Please be alert for signs of deterioration over the holiday period (including the virtual world) and if your hear people shutting down for the festive period please resuscitate stat.
As an avid fan of all things technological I will have to admit upfront that I love it. On a daily basis I need to monitor my use and consequent lack of exercise in order to try and restore some balance in my life and look after my physical and mental health. But that is my choice. I know the risks and can weigh up the benefits because I like to think I have enough information and knowledge to make those decisions.
Unlike some people (celebs) who seem to take great risks with their careers by posting inappropriate and often confidential stuff on social media sites just to get themselves noticed, I try not to use technology for this reason. However increasingly my job and my family depend upon on-line or network communication.
At a recent Union Learning Reps Conference I was made aware of how much technology will become a necessity for the future. People will only be able to claim benefits ( renamed as universal credits) on-line or book appointments with doctors or other professionals for advice. Even policy and law is now made freely available on-line and a lot of research (or grey literature) is only published on-line.
We can also catch up on our favourite TV programmes and even publish ourselves on the World Wide Web ( through blogging and YouTube), if we feel the urge. But what about the people who cannot afford a computer or have no knowledge or desire to find out how to work one. How will they manage their health and social care needs and will anyone bother to find out? It is a concern of mine although I do not always admit it that technology might become the Big Brother of the future, watching everything we do in cyberspace and reminding us when we need to do things for ourselves. I am already getting text messages to remind me about hospital appointments which are not always accurate I might add. Will we as society go along with this big conspiracy? I guess a lot of people have already found this out and it will put off others from even getting started. Technology has not only taken us in it has also spat a few people out.
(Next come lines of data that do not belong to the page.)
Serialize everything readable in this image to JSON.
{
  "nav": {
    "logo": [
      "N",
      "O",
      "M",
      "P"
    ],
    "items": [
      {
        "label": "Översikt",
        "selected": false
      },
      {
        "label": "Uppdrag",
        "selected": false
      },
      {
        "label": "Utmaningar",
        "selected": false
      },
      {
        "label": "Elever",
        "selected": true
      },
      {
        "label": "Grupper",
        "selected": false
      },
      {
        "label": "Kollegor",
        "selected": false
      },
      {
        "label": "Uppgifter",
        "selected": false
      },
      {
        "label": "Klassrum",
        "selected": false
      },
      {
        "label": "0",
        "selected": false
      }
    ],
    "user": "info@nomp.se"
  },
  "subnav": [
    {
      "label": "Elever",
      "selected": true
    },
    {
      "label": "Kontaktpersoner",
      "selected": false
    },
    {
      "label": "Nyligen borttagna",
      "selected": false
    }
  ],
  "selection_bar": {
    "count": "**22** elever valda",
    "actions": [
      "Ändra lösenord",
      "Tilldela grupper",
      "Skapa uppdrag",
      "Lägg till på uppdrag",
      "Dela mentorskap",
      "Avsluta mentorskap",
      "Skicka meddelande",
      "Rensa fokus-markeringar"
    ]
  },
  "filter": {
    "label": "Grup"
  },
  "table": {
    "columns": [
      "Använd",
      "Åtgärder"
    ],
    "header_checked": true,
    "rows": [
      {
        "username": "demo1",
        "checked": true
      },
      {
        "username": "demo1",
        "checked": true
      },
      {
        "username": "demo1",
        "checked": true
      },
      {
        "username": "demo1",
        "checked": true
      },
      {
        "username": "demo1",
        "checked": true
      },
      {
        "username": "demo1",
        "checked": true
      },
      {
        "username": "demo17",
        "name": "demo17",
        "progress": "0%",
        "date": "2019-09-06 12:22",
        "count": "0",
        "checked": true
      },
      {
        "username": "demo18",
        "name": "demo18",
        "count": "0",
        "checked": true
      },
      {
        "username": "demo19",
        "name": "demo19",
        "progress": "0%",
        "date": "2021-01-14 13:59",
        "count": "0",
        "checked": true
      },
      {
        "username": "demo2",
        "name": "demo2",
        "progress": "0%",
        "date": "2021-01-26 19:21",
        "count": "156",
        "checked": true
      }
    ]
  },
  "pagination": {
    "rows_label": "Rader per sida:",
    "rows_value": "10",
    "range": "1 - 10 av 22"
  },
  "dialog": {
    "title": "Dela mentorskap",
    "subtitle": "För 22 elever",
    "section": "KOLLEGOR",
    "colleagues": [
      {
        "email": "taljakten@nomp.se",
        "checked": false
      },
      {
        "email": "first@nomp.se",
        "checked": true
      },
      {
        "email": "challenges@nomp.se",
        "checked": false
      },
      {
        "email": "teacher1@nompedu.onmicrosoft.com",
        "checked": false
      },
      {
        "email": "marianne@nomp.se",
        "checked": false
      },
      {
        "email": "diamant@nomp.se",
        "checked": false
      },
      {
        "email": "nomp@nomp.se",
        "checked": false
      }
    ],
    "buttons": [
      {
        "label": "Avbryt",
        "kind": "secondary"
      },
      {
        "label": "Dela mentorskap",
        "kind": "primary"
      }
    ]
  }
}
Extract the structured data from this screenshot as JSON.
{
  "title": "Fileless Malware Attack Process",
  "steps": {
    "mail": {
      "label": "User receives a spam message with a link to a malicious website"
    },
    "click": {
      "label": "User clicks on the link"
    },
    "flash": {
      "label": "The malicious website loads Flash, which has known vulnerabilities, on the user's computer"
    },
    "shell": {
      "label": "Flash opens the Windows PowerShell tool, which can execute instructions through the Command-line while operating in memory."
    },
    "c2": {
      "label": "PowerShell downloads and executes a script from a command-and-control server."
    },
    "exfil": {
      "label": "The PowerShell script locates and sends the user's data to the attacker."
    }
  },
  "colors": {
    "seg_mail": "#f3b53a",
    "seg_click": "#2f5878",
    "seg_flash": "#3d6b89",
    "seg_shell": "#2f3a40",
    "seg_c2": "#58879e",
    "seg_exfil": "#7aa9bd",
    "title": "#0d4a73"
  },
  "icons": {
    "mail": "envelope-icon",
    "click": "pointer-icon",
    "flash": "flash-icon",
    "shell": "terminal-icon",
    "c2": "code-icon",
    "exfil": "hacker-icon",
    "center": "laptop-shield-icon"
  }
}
Will this be the stigma of the future – the technologically unwashed of society no longer being in contact with the local community and cast out into the wilderness of the real world? Scary!
Home really is where the heart is.
My other (less political) blog on health and social care. The above post summarises a recent report published on home care in England.
With all the political wrangling going on over the last few weeks it can be hard to filter out the message that is being delivered. Are we really a nation so shallow that judges our politicians on their ability to perform in front of an audience In the USA too this seems to be the main priority – how well did they come across in their stand off debates, who was the most confident and who was the most cautious and hesitant? Wow! they delivered their speech without notes! Surely in the current economic times it would be wise to be cautious, to refer to carefully prepared notes in order to demonstrate a genuine concern for the people?
If we compared out politicians to our bankers not a very good comparison I know, but our bankers are people who have been under great scrutiny recently, would we really be judging them on the same criteria? I think I would prefer a cautious banker to a cocky one.
As a customer and tax payer I would want to know what are you going to do for me and my family and the local community in which I live?
This week it is the turn of the Conservatives to sell their wares. Please please please don’t waste this valuable opportunity to slag off other parties or crow about your wonderful hindsight. Anyone of us can do that, we want to know what are you going to do for us in order to make our world a better place to live in?